Instant payment systems (IPS), the infrastructure systems enabling real-time, interoperable payments, continue to gain traction around the world. Solutions like Pix in Brazil, Raast in Pakistan and QRIS in Indonesia are changing the way users transact and expanding the horizon for what’s possible when it comes to payments.
Policymakers are increasingly looking toward these systems to help advance financial inclusion goals. Often, this means a universal vision that sees the smallest microfinance organization or savings collective connected to the largest bank. For account holding institutions, this typically means allowing customers to make payments to other providers. For non-account holding institutions (e.g., MFIs), this means enabling digital disbursement and repayment from existing stores of value.
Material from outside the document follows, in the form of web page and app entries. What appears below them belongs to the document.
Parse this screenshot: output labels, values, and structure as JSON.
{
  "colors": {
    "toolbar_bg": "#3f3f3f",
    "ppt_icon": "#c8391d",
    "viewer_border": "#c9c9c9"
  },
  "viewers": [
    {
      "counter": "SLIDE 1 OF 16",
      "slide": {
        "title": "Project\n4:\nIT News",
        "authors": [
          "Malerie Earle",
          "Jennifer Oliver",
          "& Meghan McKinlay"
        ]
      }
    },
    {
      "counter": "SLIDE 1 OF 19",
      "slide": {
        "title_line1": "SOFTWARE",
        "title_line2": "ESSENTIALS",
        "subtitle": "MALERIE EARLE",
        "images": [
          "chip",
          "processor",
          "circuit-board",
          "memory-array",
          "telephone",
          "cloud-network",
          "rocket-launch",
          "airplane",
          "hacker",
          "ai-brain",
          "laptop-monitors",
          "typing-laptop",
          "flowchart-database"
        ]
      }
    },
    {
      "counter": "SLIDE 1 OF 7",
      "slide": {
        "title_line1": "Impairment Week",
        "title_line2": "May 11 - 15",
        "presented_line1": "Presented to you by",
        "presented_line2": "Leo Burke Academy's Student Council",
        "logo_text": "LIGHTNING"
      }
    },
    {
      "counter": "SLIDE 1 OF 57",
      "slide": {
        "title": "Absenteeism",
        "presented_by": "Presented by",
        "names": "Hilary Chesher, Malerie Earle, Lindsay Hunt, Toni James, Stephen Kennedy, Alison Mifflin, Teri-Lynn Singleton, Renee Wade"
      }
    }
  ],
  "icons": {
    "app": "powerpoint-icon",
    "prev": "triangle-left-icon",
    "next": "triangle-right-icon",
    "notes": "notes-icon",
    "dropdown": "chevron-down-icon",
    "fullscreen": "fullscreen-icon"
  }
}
Either way, the argument is simple: all institutions should benefit from the gains presented by real-time, digital payments. In other words, leave no institution behind. But is this the right strategy? New evidence from CGAP interviews with more than 40 small financial institutions (microfinance and rural) suggests a more complex picture.
Not surprisingly, small institutions face the biggest capacity constraints. And while they often serve the poorest and most vulnerable customers, they also typically lack the financial and technical capacity to easily join instant systems. More importantly, the strategic alignment of joining a real-time payments infrastructure can vary greatly by institution.
CGAP research suggests that small financial institutions typically fall into three categories related to their strategic and operational readiness for interoperability:
The microfinance bank Baobab in West Africa is one example. Each country where Baobab operates has an IT manager supported by a technology hub in Dakar. In Senegal, Baobab connects through the payments aggregator InTouch to large wallet providers such as Orange Money for disbursement and repayment of loans. Real-time interoperability fits an immediate business strategy, and the organization has the technical capacity to support integration. This is similarly true for microfinance institutions like Cantilan Bank in the Philippines and Amret in Cambodia.
However, institutions like Baobab are more the exception than the rule. This top tier often comprises 10% (or less) of the organizations within a regulatory classification of microfinance or small/rural banking.
A larger segment (between 40-60% of small institutions), falls within a second tier. For these institutions, digital payments are a clear strategic priority, if not yet a reality. Examples include Capital Finance in Niger or Proempresa in Peru.
For such organizations, some form of digital enablement likely already exists. Capital Finance customers can follow their transactions through SMS banking, and while no digital payments are offered, a link to a wallet provider is on the horizon. The technical teams in these organizations may have experience in change management, but often with substantial support from outside actors.
For this group – strategically but not necessarily technically aligned – the extent of financial and technical support available is key. The nature and degree of support provided by payment system operators can determine whether connection is a strategic success or failure.
A third group, accounting for anywhere between 30-50% of institutions, lacks both readiness and near-term strategic alignment. These organizations often have decentralized systems by branch location, may lack digital systems altogether, and, most importantly, typically do not see real-time payments as an immediate strategic enabler.
Examples of Tier 3 institutions include URCLEC in Togo or CVECA/ON in Mali. Some of these institutions may be planning to offer SMS communication with customers, but these plans are often prospective and do not extend to payments. As one might guess, this group also has the least technical capacity and most limited financial means.
Policymakers and infrastructure operators should ask a few simple questions when considering how to support small institutions for instant payments. First, where is each institution on its digital journey? Is interoperability a value-add for their customers in the near-term? And if so, how do their technical capabilities align to the task?
For the first tier, supporting onboarding may be as simple as clear guidance and project management support. In terms of capacity, these institutions do not look so different from many of the commercial banks or e-money issuers already in the pipeline for onboarding.
For Tier 2 institutions – those with strategic fit but limited capacity – support is critical. Participants in any instant payment system must meet a variety of regulatory, administrative and operational requirements. At minimum, this means the capability to process digital transactions in real-time. Often, it also means managing settlement facilities, upgrading security capabilities, technical expertise to support integration and administrative overhead (e.g., reporting, reconciliations).
Capacity gaps should be clearly articulated, and plans developed to help bridge these gaps. But help is often available in this task. In Tanzania, for example, UNCDF is helping to address capacity gaps for microfinance institutions by joining the new Tanzania Instant Payment System (TIPS). Africanenda, a new capacity building organization in Africa, also offers this type of support. At the system level, tools like Mojaloop are focusing on easier, more self-service APIs to help simplify onboarding.
Lastly, for Tier 3 institutions – those lacking both strategic and technical alignment – project champions may need to reassess their goals. If interoperability does not fit within the institution’s near-term strategy or operational reality, joining an IPS is likely to be more a strategic distraction than an enabler.
These three tiers may look slightly different in each country, and each institution will have its own set of competencies and constraints. More generally, the roll-out of interoperability to small institutions cannot be a one-size fits all proposition. Policymakers and infrastructure operators should consider both strategic alignment and institutional capacity.
Because in the end, the goal should not simply be to connect everyone, but rather to help each organization grow, adapt and better serve the poor.